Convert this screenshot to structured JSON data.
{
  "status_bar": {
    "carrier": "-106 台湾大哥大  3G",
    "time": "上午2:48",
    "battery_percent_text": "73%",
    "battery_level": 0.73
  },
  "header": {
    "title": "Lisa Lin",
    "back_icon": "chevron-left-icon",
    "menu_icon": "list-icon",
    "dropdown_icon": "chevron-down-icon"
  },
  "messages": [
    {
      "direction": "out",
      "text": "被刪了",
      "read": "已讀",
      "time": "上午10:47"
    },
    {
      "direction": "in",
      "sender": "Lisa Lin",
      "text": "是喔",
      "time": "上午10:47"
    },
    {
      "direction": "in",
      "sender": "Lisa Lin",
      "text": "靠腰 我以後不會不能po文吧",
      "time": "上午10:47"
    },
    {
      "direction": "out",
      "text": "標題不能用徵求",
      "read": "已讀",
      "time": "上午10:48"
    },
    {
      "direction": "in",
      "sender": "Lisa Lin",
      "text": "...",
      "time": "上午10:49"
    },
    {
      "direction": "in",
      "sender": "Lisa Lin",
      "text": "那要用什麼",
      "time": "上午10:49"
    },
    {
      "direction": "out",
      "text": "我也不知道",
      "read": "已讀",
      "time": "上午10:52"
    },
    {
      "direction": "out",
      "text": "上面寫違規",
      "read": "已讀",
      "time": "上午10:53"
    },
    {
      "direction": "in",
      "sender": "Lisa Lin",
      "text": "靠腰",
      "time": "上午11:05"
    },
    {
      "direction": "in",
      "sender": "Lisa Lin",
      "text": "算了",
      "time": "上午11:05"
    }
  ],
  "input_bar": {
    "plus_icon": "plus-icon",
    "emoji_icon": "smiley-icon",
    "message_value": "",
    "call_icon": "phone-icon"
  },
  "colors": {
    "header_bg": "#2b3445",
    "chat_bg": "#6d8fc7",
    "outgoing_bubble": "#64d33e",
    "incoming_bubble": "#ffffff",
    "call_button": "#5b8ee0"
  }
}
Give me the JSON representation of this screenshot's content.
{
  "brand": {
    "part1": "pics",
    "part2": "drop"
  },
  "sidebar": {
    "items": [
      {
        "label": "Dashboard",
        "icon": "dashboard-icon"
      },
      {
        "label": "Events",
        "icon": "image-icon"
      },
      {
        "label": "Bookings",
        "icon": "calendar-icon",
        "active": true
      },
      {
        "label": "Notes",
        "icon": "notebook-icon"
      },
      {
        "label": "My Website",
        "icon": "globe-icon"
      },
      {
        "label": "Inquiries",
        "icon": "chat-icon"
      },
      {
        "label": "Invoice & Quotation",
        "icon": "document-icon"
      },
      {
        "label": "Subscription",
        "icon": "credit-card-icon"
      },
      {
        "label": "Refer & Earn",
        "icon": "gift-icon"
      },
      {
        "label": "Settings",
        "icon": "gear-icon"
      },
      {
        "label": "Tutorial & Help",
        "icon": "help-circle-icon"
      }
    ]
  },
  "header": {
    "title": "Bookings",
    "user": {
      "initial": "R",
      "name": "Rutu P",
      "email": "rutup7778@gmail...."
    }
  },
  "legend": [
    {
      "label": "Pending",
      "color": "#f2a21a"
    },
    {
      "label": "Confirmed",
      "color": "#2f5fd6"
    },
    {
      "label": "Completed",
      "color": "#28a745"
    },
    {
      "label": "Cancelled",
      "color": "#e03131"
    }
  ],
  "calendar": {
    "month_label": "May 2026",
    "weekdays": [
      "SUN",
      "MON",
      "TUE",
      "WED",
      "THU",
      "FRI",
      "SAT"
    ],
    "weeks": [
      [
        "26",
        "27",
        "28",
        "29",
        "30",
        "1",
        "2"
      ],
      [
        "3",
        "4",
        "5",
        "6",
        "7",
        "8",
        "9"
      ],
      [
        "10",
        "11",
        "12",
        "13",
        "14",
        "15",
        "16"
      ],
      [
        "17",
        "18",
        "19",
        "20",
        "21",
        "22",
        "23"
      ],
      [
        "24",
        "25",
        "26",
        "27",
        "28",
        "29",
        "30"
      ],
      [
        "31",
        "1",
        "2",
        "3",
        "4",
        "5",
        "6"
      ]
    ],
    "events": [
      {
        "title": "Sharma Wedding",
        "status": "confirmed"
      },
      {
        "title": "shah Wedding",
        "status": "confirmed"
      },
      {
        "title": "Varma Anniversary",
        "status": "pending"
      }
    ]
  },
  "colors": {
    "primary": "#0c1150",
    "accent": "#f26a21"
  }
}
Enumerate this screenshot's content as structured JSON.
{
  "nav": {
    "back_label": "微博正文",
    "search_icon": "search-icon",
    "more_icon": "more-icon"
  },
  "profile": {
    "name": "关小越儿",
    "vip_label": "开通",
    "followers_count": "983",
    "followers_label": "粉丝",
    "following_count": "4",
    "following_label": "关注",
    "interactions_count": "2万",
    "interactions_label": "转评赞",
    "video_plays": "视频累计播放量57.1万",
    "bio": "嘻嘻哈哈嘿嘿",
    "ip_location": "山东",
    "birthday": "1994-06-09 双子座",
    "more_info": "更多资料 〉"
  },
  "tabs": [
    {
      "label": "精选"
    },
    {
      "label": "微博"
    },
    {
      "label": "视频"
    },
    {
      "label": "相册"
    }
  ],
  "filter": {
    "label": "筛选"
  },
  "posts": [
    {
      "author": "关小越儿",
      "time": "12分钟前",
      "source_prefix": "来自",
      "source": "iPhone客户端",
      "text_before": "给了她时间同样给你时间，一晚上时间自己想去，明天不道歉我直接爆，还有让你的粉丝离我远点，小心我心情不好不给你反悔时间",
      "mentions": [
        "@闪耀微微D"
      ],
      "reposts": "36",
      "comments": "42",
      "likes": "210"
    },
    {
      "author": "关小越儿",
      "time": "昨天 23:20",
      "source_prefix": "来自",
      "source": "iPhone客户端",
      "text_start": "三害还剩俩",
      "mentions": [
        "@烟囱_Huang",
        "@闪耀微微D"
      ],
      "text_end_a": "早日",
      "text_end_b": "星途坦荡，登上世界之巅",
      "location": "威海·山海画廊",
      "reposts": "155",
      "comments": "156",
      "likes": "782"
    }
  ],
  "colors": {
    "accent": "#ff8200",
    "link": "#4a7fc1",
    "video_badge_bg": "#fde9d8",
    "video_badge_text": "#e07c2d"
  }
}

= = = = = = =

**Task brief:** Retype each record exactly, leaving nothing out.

**Output of the exercise:**
Convert this screenshot to structured JSON data.
{
  "status_bar": {
    "carrier": "-106 台湾大哥大  3G",
    "time": "上午2:48",
    "battery_percent_text": "73%",
    "battery_level": 0.73
  },
  "header": {
    "title": "Lisa Lin",
    "back_icon": "chevron-left-icon",
    "menu_icon": "list-icon",
    "dropdown_icon": "chevron-down-icon"
  },
  "messages": [
    {
      "direction": "out",
      "text": "被刪了",
      "read": "已讀",
      "time": "上午10:47"
    },
    {
      "direction": "in",
      "sender": "Lisa Lin",
      "text": "是喔",
      "time": "上午10:47"
    },
    {
      "direction": "in",
      "sender": "Lisa Lin",
      "text": "靠腰 我以後不會不能po文吧",
      "time": "上午10:47"
    },
    {
      "direction": "out",
      "text": "標題不能用徵求",
      "read": "已讀",
      "time": "上午10:48"
    },
    {
      "direction": "in",
      "sender": "Lisa Lin",
      "text": "...",
      "time": "上午10:49"
    },
    {
      "direction": "in",
      "sender": "Lisa Lin",
      "text": "那要用什麼",
      "time": "上午10:49"
    },
    {
      "direction": "out",
      "text": "我也不知道",
      "read": "已讀",
      "time": "上午10:52"
    },
    {
      "direction": "out",
      "text": "上面寫違規",
      "read": "已讀",
      "time": "上午10:53"
    },
    {
      "direction": "in",
      "sender": "Lisa Lin",
      "text": "靠腰",
      "time": "上午11:05"
    },
    {
      "direction": "in",
      "sender": "Lisa Lin",
      "text": "算了",
      "time": "上午11:05"
    }
  ],
  "input_bar": {
    "plus_icon": "plus-icon",
    "emoji_icon": "smiley-icon",
    "message_value": "",
    "call_icon": "phone-icon"
  },
  "colors": {
    "header_bg": "#2b3445",
    "chat_bg": "#6d8fc7",
    "outgoing_bubble": "#64d33e",
    "incoming_bubble": "#ffffff",
    "call_button": "#5b8ee0"
  }
}
Give me the JSON representation of this screenshot's content.
{
  "brand": {
    "part1": "pics",
    "part2": "drop"
  },
  "sidebar": {
    "items": [
      {
        "label": "Dashboard",
        "icon": "dashboard-icon"
      },
      {
        "label": "Events",
        "icon": "image-icon"
      },
      {
        "label": "Bookings",
        "icon": "calendar-icon",
        "active": true
      },
      {
        "label": "Notes",
        "icon": "notebook-icon"
      },
      {
        "label": "My Website",
        "icon": "globe-icon"
      },
      {
        "label": "Inquiries",
        "icon": "chat-icon"
      },
      {
        "label": "Invoice & Quotation",
        "icon": "document-icon"
      },
      {
        "label": "Subscription",
        "icon": "credit-card-icon"
      },
      {
        "label": "Refer & Earn",
        "icon": "gift-icon"
      },
      {
        "label": "Settings",
        "icon": "gear-icon"
      },
      {
        "label": "Tutorial & Help",
        "icon": "help-circle-icon"
      }
    ]
  },
  "header": {
    "title": "Bookings",
    "user": {
      "initial": "R",
      "name": "Rutu P",
      "email": "rutup7778@gmail...."
    }
  },
  "legend": [
    {
      "label": "Pending",
      "color": "#f2a21a"
    },
    {
      "label": "Confirmed",
      "color": "#2f5fd6"
    },
    {
      "label": "Completed",
      "color": "#28a745"
    },
    {
      "label": "Cancelled",
      "color": "#e03131"
    }
  ],
  "calendar": {
    "month_label": "May 2026",
    "weekdays": [
      "SUN",
      "MON",
      "TUE",
      "WED",
      "THU",
      "FRI",
      "SAT"
    ],
    "weeks": [
      [
        "26",
        "27",
        "28",
        "29",
        "30",
        "1",
        "2"
      ],
      [
        "3",
        "4",
        "5",
        "6",
        "7",
        "8",
        "9"
      ],
      [
        "10",
        "11",
        "12",
        "13",
        "14",
        "15",
        "16"
      ],
      [
        "17",
        "18",
        "19",
        "20",
        "21",
        "22",
        "23"
      ],
      [
        "24",
        "25",
        "26",
        "27",
        "28",
        "29",
        "30"
      ],
      [
        "31",
        "1",
        "2",
        "3",
        "4",
        "5",
        "6"
      ]
    ],
    "events": [
      {
        "title": "Sharma Wedding",
        "status": "confirmed"
      },
      {
        "title": "shah Wedding",
        "status": "confirmed"
      },
      {
        "title": "Varma Anniversary",
        "status": "pending"
      }
    ]
  },
  "colors": {
    "primary": "#0c1150",
    "accent": "#f26a21"
  }
}
Enumerate this screenshot's content as structured JSON.
{
  "nav": {
    "back_label": "微博正文",
    "search_icon": "search-icon",
    "more_icon": "more-icon"
  },
  "profile": {
    "name": "关小越儿",
    "vip_label": "开通",
    "followers_count": "983",
    "followers_label": "粉丝",
    "following_count": "4",
    "following_label": "关注",
    "interactions_count": "2万",
    "interactions_label": "转评赞",
    "video_plays": "视频累计播放量57.1万",
    "bio": "嘻嘻哈哈嘿嘿",
    "ip_location": "山东",
    "birthday": "1994-06-09 双子座",
    "more_info": "更多资料 〉"
  },
  "tabs": [
    {
      "label": "精选"
    },
    {
      "label": "微博"
    },
    {
      "label": "视频"
    },
    {
      "label": "相册"
    }
  ],
  "filter": {
    "label": "筛选"
  },
  "posts": [
    {
      "author": "关小越儿",
      "time": "12分钟前",
      "source_prefix": "来自",
      "source": "iPhone客户端",
      "text_before": "给了她时间同样给你时间，一晚上时间自己想去，明天不道歉我直接爆，还有让你的粉丝离我远点，小心我心情不好不给你反悔时间",
      "mentions": [
        "@闪耀微微D"
      ],
      "reposts": "36",
      "comments": "42",
      "likes": "210"
    },
    {
      "author": "关小越儿",
      "time": "昨天 23:20",
      "source_prefix": "来自",
      "source": "iPhone客户端",
      "text_start": "三害还剩俩",
      "mentions": [
        "@烟囱_Huang",
        "@闪耀微微D"
      ],
      "text_end_a": "早日",
      "text_end_b": "星途坦荡，登上世界之巅",
      "location": "威海·山海画廊",
      "reposts": "155",
      "comments": "156",
      "likes": "782"
    }
  ],
  "colors": {
    "accent": "#ff8200",
    "link": "#4a7fc1",
    "video_badge_bg": "#fde9d8",
    "video_badge_text": "#e07c2d"
  }
}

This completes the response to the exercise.